= Work instruction =
Print the records below exactly. Omit every picture.
** Opening Data for analysis block **
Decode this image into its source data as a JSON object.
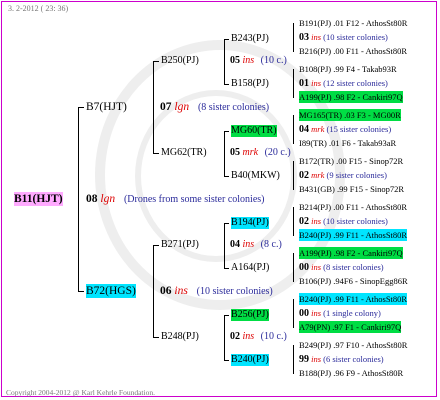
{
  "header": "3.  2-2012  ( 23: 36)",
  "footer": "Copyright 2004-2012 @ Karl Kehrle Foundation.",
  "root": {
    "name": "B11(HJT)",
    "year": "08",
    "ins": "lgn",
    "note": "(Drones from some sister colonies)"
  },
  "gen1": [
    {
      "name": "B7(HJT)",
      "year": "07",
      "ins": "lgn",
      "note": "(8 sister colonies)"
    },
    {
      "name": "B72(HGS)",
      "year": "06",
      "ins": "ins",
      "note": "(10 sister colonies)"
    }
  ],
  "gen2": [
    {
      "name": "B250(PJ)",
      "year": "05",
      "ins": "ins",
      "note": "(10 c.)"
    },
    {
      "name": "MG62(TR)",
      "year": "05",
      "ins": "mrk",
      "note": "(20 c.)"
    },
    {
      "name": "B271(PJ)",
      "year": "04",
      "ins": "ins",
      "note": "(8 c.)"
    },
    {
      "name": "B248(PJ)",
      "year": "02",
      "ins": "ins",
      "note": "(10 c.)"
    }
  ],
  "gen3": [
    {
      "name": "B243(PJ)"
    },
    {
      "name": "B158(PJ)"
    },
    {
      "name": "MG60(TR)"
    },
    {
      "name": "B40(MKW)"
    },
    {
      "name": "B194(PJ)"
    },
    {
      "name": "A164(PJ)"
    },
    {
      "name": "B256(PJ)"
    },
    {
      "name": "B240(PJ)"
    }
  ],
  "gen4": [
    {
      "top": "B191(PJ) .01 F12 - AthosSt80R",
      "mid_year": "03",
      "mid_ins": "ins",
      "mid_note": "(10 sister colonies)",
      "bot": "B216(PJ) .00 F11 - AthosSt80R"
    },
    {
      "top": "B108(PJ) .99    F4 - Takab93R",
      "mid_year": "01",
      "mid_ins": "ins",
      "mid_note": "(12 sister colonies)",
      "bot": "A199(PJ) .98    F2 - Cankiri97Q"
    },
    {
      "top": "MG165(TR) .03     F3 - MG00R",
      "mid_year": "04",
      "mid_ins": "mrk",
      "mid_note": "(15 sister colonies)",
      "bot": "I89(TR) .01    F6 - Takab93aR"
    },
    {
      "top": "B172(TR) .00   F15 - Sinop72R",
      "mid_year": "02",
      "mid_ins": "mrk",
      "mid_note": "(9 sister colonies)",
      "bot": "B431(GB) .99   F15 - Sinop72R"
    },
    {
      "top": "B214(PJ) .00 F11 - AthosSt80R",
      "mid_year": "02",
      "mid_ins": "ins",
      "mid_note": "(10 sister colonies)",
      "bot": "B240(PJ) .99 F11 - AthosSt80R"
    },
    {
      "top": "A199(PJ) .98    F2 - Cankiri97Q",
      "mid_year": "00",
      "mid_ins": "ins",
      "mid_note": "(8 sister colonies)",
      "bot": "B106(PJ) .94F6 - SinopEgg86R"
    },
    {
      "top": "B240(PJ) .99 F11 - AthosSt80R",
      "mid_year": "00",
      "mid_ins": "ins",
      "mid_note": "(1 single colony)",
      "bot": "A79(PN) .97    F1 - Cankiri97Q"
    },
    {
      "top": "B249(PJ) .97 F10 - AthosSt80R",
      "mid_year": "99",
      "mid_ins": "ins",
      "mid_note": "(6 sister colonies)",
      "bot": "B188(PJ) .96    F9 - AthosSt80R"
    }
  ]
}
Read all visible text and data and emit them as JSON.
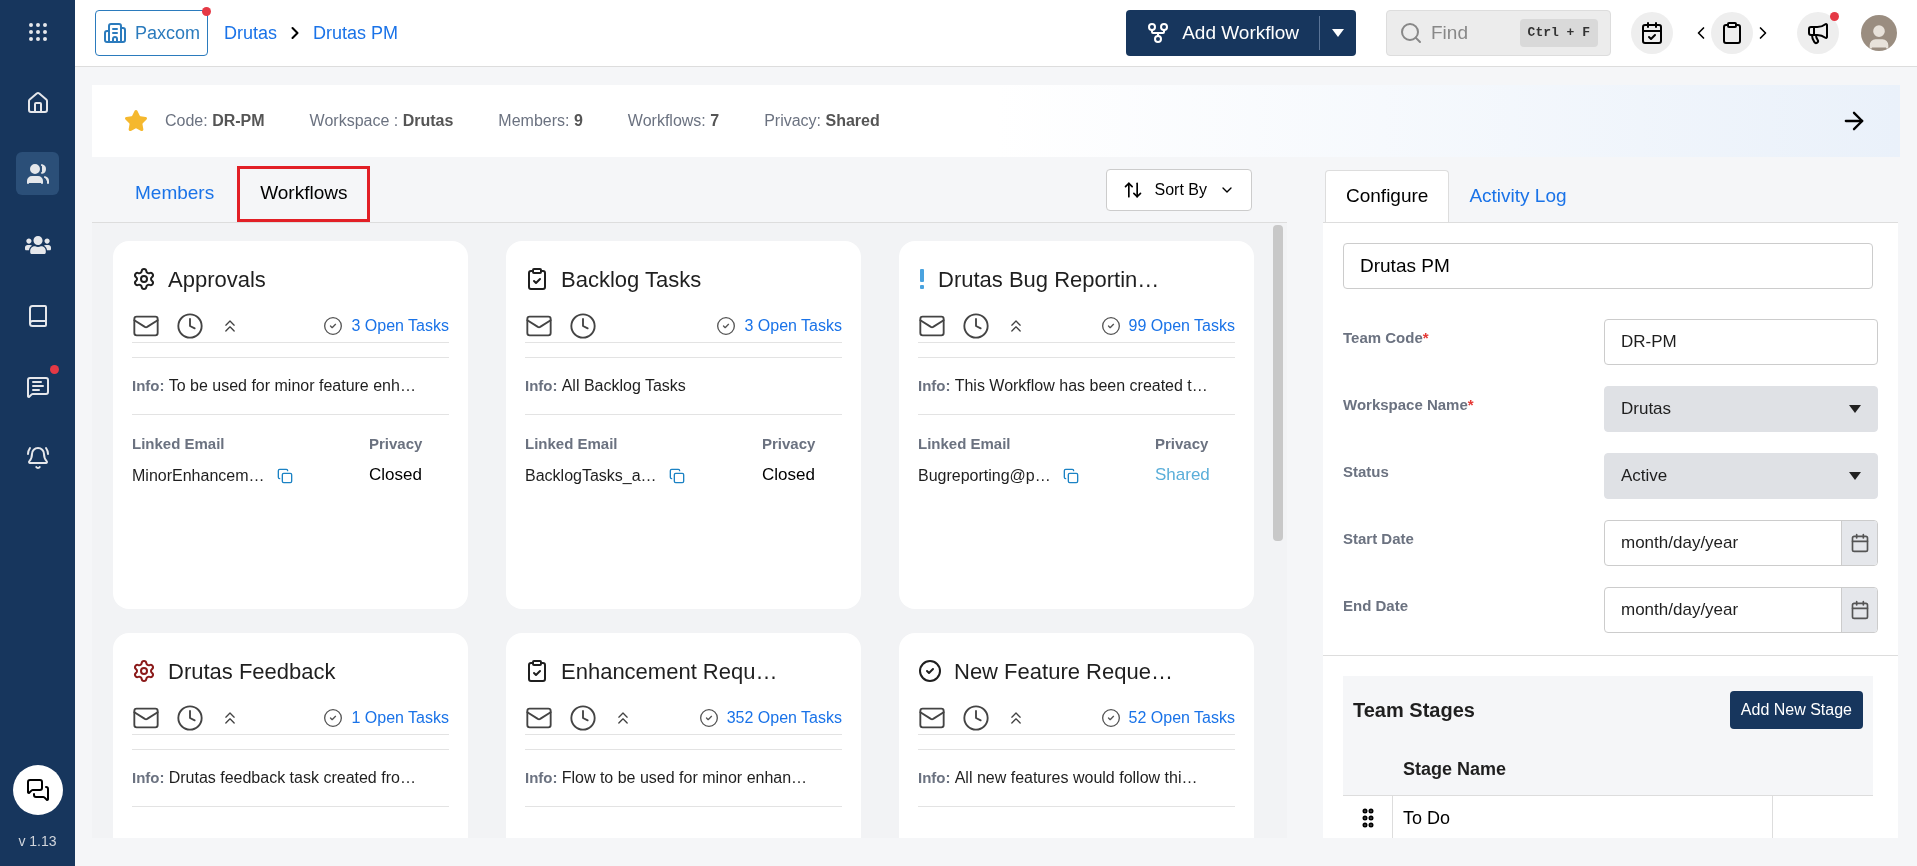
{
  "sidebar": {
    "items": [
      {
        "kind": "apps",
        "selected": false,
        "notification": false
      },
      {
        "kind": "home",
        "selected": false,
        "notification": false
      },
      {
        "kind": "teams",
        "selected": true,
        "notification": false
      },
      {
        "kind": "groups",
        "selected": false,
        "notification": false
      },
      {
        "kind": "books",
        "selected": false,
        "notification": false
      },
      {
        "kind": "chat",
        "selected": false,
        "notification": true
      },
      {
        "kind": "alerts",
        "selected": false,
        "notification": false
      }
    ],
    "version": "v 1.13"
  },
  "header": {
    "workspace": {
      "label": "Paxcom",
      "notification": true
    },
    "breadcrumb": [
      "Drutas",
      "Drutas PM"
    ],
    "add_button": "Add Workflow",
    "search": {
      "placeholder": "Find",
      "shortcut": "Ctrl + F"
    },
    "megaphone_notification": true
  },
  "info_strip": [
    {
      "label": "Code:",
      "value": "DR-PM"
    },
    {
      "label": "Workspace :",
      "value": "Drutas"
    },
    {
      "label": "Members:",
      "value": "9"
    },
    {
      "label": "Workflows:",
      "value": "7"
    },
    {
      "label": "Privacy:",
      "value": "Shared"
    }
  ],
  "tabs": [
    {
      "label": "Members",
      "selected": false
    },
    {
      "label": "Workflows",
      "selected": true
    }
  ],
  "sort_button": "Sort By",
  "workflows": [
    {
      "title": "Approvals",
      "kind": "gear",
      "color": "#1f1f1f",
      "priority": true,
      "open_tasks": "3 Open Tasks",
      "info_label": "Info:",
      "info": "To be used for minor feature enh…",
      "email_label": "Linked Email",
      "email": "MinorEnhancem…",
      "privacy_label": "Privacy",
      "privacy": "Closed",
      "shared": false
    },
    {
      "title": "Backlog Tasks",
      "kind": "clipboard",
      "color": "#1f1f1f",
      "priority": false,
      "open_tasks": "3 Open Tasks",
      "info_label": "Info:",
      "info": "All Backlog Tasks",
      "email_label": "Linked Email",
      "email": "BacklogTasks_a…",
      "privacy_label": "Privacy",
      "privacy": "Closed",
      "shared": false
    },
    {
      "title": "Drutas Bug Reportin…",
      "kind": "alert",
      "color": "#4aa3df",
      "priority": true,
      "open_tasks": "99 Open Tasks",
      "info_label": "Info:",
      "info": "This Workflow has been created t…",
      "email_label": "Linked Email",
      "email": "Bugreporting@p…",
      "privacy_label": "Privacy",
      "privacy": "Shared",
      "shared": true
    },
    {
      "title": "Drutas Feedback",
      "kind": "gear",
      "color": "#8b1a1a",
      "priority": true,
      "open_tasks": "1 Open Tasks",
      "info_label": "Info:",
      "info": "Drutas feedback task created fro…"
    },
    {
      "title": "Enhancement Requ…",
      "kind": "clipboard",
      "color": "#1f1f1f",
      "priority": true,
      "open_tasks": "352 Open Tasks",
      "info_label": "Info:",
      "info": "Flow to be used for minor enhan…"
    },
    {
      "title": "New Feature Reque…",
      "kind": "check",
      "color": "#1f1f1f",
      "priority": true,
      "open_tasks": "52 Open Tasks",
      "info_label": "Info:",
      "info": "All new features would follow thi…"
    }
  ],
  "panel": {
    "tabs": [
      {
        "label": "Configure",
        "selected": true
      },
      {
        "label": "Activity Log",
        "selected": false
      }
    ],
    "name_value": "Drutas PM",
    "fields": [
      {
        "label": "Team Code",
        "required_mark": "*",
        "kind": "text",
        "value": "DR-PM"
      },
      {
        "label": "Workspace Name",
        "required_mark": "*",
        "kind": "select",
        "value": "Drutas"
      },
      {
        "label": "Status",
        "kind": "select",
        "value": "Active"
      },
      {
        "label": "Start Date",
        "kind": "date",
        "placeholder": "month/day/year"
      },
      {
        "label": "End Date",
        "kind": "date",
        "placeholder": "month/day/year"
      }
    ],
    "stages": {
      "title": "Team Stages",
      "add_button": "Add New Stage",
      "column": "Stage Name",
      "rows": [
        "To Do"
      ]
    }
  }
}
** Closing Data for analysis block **
= Result =
Decode this image into its source data as a JSON object.
{
  "header": "3.  2-2012  ( 23: 36)",
  "footer": "Copyright 2004-2012 @ Karl Kehrle Foundation.",
  "root": {
    "name": "B11(HJT)",
    "year": "08",
    "ins": "lgn",
    "note": "(Drones from some sister colonies)"
  },
  "gen1": [
    {
      "name": "B7(HJT)",
      "year": "07",
      "ins": "lgn",
      "note": "(8 sister colonies)"
    },
    {
      "name": "B72(HGS)",
      "year": "06",
      "ins": "ins",
      "note": "(10 sister colonies)"
    }
  ],
  "gen2": [
    {
      "name": "B250(PJ)",
      "year": "05",
      "ins": "ins",
      "note": "(10 c.)"
    },
    {
      "name": "MG62(TR)",
      "year": "05",
      "ins": "mrk",
      "note": "(20 c.)"
    },
    {
      "name": "B271(PJ)",
      "year": "04",
      "ins": "ins",
      "note": "(8 c.)"
    },
    {
      "name": "B248(PJ)",
      "year": "02",
      "ins": "ins",
      "note": "(10 c.)"
    }
  ],
  "gen3": [
    {
      "name": "B243(PJ)"
    },
    {
      "name": "B158(PJ)"
    },
    {
      "name": "MG60(TR)"
    },
    {
      "name": "B40(MKW)"
    },
    {
      "name": "B194(PJ)"
    },
    {
      "name": "A164(PJ)"
    },
    {
      "name": "B256(PJ)"
    },
    {
      "name": "B240(PJ)"
    }
  ],
  "gen4": [
    {
      "top": "B191(PJ) .01 F12 - AthosSt80R",
      "mid_year": "03",
      "mid_ins": "ins",
      "mid_note": "(10 sister colonies)",
      "bot": "B216(PJ) .00 F11 - AthosSt80R"
    },
    {
      "top": "B108(PJ) .99    F4 - Takab93R",
      "mid_year": "01",
      "mid_ins": "ins",
      "mid_note": "(12 sister colonies)",
      "bot": "A199(PJ) .98    F2 - Cankiri97Q"
    },
    {
      "top": "MG165(TR) .03     F3 - MG00R",
      "mid_year": "04",
      "mid_ins": "mrk",
      "mid_note": "(15 sister colonies)",
      "bot": "I89(TR) .01    F6 - Takab93aR"
    },
    {
      "top": "B172(TR) .00   F15 - Sinop72R",
      "mid_year": "02",
      "mid_ins": "mrk",
      "mid_note": "(9 sister colonies)",
      "bot": "B431(GB) .99   F15 - Sinop72R"
    },
    {
      "top": "B214(PJ) .00 F11 - AthosSt80R",
      "mid_year": "02",
      "mid_ins": "ins",
      "mid_note": "(10 sister colonies)",
      "bot": "B240(PJ) .99 F11 - AthosSt80R"
    },
    {
      "top": "A199(PJ) .98    F2 - Cankiri97Q",
      "mid_year": "00",
      "mid_ins": "ins",
      "mid_note": "(8 sister colonies)",
      "bot": "B106(PJ) .94F6 - SinopEgg86R"
    },
    {
      "top": "B240(PJ) .99 F11 - AthosSt80R",
      "mid_year": "00",
      "mid_ins": "ins",
      "mid_note": "(1 single colony)",
      "bot": "A79(PN) .97    F1 - Cankiri97Q"
    },
    {
      "top": "B249(PJ) .97 F10 - AthosSt80R",
      "mid_year": "99",
      "mid_ins": "ins",
      "mid_note": "(6 sister colonies)",
      "bot": "B188(PJ) .96    F9 - AthosSt80R"
    }
  ]
}
Read all visible text and data and emit them as JSON.
{
  "sidebar": {
    "items": [
      {
        "kind": "apps",
        "selected": false,
        "notification": false
      },
      {
        "kind": "home",
        "selected": false,
        "notification": false
      },
      {
        "kind": "teams",
        "selected": true,
        "notification": false
      },
      {
        "kind": "groups",
        "selected": false,
        "notification": false
      },
      {
        "kind": "books",
        "selected": false,
        "notification": false
      },
      {
        "kind": "chat",
        "selected": false,
        "notification": true
      },
      {
        "kind": "alerts",
        "selected": false,
        "notification": false
      }
    ],
    "version": "v 1.13"
  },
  "header": {
    "workspace": {
      "label": "Paxcom",
      "notification": true
    },
    "breadcrumb": [
      "Drutas",
      "Drutas PM"
    ],
    "add_button": "Add Workflow",
    "search": {
      "placeholder": "Find",
      "shortcut": "Ctrl + F"
    },
    "megaphone_notification": true
  },
  "info_strip": [
    {
      "label": "Code:",
      "value": "DR-PM"
    },
    {
      "label": "Workspace :",
      "value": "Drutas"
    },
    {
      "label": "Members:",
      "value": "9"
    },
    {
      "label": "Workflows:",
      "value": "7"
    },
    {
      "label": "Privacy:",
      "value": "Shared"
    }
  ],
  "tabs": [
    {
      "label": "Members",
      "selected": false
    },
    {
      "label": "Workflows",
      "selected": true
    }
  ],
  "sort_button": "Sort By",
  "workflows": [
    {
      "title": "Approvals",
      "kind": "gear",
      "color": "#1f1f1f",
      "priority": true,
      "open_tasks": "3 Open Tasks",
      "info_label": "Info:",
      "info": "To be used for minor feature enh…",
      "email_label": "Linked Email",
      "email": "MinorEnhancem…",
      "privacy_label": "Privacy",
      "privacy": "Closed",
      "shared": false
    },
    {
      "title": "Backlog Tasks",
      "kind": "clipboard",
      "color": "#1f1f1f",
      "priority": false,
      "open_tasks": "3 Open Tasks",
      "info_label": "Info:",
      "info": "All Backlog Tasks",
      "email_label": "Linked Email",
      "email": "BacklogTasks_a…",
      "privacy_label": "Privacy",
      "privacy": "Closed",
      "shared": false
    },
    {
      "title": "Drutas Bug Reportin…",
      "kind": "alert",
      "color": "#4aa3df",
      "priority": true,
      "open_tasks": "99 Open Tasks",
      "info_label": "Info:",
      "info": "This Workflow has been created t…",
      "email_label": "Linked Email",
      "email": "Bugreporting@p…",
      "privacy_label": "Privacy",
      "privacy": "Shared",
      "shared": true
    },
    {
      "title": "Drutas Feedback",
      "kind": "gear",
      "color": "#8b1a1a",
      "priority": true,
      "open_tasks": "1 Open Tasks",
      "info_label": "Info:",
      "info": "Drutas feedback task created fro…"
    },
    {
      "title": "Enhancement Requ…",
      "kind": "clipboard",
      "color": "#1f1f1f",
      "priority": true,
      "open_tasks": "352 Open Tasks",
      "info_label": "Info:",
      "info": "Flow to be used for minor enhan…"
    },
    {
      "title": "New Feature Reque…",
      "kind": "check",
      "color": "#1f1f1f",
      "priority": true,
      "open_tasks": "52 Open Tasks",
      "info_label": "Info:",
      "info": "All new features would follow thi…"
    }
  ],
  "panel": {
    "tabs": [
      {
        "label": "Configure",
        "selected": true
      },
      {
        "label": "Activity Log",
        "selected": false
      }
    ],
    "name_value": "Drutas PM",
    "fields": [
      {
        "label": "Team Code",
        "required_mark": "*",
        "kind": "text",
        "value": "DR-PM"
      },
      {
        "label": "Workspace Name",
        "required_mark": "*",
        "kind": "select",
        "value": "Drutas"
      },
      {
        "label": "Status",
        "kind": "select",
        "value": "Active"
      },
      {
        "label": "Start Date",
        "kind": "date",
        "placeholder": "month/day/year"
      },
      {
        "label": "End Date",
        "kind": "date",
        "placeholder": "month/day/year"
      }
    ],
    "stages": {
      "title": "Team Stages",
      "add_button": "Add New Stage",
      "column": "Stage Name",
      "rows": [
        "To Do"
      ]
    }
  }
}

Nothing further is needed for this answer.